• WHAT YOU HAVE TO DO: Search the data below for the word "Program" and report how many lines contain it. Nothing but the number is needed.

• PROVIDED RECORDS:
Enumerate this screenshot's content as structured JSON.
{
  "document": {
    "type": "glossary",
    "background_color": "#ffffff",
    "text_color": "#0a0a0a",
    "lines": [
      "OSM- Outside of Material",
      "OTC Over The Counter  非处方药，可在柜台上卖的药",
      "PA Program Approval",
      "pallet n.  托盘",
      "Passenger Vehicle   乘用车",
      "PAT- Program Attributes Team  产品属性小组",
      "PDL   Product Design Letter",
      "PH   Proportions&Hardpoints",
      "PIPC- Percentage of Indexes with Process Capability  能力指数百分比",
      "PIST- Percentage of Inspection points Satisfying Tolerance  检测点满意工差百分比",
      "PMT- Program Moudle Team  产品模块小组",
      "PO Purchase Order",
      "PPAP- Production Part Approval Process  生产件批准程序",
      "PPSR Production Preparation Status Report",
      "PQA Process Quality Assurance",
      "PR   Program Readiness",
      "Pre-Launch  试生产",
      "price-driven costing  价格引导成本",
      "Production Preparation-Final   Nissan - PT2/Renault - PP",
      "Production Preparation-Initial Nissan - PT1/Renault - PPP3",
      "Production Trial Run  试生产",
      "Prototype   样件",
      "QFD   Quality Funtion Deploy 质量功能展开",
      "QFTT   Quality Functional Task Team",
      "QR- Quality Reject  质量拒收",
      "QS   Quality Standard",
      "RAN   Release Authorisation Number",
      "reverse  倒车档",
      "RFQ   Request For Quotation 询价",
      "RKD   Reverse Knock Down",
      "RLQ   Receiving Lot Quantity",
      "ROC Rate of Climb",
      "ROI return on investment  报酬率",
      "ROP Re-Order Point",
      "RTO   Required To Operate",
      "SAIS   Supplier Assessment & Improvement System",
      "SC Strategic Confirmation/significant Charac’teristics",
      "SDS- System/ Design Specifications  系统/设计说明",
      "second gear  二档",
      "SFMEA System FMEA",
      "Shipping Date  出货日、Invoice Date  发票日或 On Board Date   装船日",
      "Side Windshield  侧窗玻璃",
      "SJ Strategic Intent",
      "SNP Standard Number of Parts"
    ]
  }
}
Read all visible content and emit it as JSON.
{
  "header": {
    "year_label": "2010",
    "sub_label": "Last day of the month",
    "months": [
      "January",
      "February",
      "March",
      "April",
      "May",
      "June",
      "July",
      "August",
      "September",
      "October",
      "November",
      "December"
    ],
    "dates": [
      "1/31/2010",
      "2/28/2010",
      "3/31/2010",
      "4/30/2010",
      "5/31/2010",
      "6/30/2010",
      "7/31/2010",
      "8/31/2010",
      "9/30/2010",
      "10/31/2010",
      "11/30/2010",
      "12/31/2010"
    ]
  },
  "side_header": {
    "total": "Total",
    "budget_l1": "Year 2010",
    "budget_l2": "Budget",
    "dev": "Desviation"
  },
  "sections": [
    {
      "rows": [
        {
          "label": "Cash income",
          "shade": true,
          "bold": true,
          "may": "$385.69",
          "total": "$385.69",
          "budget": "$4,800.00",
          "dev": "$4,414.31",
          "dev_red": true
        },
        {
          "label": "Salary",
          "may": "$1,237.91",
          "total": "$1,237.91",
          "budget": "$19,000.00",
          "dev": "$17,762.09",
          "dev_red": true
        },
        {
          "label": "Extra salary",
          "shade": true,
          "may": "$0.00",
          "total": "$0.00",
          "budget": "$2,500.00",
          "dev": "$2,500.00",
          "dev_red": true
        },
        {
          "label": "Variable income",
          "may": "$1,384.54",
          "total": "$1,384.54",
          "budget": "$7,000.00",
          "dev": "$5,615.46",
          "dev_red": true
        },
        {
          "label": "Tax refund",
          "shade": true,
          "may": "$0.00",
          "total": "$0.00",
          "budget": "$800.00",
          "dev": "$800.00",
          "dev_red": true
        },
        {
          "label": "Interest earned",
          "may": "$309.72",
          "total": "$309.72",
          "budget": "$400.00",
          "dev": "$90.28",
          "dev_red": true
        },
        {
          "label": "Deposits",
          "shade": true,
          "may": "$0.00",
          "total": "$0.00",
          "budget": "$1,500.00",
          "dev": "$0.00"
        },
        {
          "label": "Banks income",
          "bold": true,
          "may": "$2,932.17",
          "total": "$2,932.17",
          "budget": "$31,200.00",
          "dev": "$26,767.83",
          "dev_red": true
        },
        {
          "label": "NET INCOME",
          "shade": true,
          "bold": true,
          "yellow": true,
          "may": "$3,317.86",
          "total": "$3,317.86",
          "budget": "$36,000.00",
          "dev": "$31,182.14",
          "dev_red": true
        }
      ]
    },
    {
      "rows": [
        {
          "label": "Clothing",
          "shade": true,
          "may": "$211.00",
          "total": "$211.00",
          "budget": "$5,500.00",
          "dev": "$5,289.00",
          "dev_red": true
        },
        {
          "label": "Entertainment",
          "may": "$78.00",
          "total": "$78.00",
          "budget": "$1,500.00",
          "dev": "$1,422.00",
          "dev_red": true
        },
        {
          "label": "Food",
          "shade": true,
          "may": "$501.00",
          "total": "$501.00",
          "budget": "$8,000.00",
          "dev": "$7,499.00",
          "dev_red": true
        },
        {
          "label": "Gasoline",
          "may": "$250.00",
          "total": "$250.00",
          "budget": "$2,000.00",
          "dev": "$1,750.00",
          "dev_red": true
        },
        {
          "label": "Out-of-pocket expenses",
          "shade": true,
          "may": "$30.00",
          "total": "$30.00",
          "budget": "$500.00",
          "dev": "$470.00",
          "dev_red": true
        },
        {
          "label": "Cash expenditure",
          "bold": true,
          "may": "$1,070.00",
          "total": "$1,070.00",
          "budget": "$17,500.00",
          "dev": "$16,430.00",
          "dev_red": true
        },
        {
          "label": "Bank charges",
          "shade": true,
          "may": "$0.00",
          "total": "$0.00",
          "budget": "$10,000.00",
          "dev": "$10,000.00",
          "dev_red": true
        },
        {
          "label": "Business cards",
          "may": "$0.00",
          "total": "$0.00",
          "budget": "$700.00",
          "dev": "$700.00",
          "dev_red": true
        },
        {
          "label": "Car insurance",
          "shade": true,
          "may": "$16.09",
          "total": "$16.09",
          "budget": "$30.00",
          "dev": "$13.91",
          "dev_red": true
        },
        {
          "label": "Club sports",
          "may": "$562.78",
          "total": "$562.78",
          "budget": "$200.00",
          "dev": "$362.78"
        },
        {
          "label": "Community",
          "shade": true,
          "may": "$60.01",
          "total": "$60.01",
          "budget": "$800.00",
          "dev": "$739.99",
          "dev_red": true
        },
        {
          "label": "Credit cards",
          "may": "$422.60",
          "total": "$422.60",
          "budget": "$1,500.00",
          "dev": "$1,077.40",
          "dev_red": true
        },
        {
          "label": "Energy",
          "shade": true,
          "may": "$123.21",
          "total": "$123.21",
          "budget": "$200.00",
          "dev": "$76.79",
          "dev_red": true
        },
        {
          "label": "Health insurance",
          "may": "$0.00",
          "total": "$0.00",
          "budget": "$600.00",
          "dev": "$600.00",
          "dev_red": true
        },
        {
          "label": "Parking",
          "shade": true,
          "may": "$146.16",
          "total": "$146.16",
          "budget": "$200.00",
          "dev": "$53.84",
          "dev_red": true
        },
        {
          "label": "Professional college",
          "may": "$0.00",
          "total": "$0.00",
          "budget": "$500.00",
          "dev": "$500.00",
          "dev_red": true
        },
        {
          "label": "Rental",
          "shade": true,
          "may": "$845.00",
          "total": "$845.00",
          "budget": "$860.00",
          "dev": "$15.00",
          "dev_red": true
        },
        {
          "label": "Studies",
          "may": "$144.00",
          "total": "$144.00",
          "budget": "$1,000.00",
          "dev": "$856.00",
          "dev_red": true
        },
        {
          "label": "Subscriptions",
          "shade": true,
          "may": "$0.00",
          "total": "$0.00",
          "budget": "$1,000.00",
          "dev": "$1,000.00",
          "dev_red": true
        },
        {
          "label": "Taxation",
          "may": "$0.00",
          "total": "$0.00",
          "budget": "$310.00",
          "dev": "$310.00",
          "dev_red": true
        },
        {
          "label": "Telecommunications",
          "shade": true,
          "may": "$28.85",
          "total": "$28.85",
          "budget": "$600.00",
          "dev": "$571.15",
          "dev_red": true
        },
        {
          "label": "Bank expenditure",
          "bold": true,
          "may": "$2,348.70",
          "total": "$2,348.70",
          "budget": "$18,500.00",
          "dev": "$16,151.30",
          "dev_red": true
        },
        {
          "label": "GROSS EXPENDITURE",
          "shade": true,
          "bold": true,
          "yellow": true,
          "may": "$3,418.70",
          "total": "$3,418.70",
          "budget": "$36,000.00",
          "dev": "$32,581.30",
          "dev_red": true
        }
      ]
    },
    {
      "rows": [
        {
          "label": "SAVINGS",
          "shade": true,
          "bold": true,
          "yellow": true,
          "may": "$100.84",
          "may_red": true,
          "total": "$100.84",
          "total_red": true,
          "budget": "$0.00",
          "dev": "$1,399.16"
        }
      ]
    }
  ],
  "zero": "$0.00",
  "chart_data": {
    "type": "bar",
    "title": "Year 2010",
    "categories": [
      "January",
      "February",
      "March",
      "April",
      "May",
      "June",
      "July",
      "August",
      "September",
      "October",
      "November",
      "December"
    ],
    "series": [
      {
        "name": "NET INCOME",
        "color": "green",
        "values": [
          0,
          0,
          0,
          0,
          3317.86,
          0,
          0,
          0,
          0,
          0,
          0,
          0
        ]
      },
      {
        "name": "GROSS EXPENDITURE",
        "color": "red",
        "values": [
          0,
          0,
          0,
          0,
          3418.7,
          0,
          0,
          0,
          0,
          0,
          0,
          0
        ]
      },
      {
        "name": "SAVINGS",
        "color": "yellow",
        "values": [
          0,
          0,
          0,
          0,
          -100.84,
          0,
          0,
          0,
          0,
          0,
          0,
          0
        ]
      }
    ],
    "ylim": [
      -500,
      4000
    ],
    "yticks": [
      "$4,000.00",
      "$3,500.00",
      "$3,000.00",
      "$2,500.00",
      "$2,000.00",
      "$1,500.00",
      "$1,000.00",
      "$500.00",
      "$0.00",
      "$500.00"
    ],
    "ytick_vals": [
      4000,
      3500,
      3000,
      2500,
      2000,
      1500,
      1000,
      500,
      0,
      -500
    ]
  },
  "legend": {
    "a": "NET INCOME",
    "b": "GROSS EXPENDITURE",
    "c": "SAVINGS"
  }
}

• RESULT OF THIS EXERCISE: 4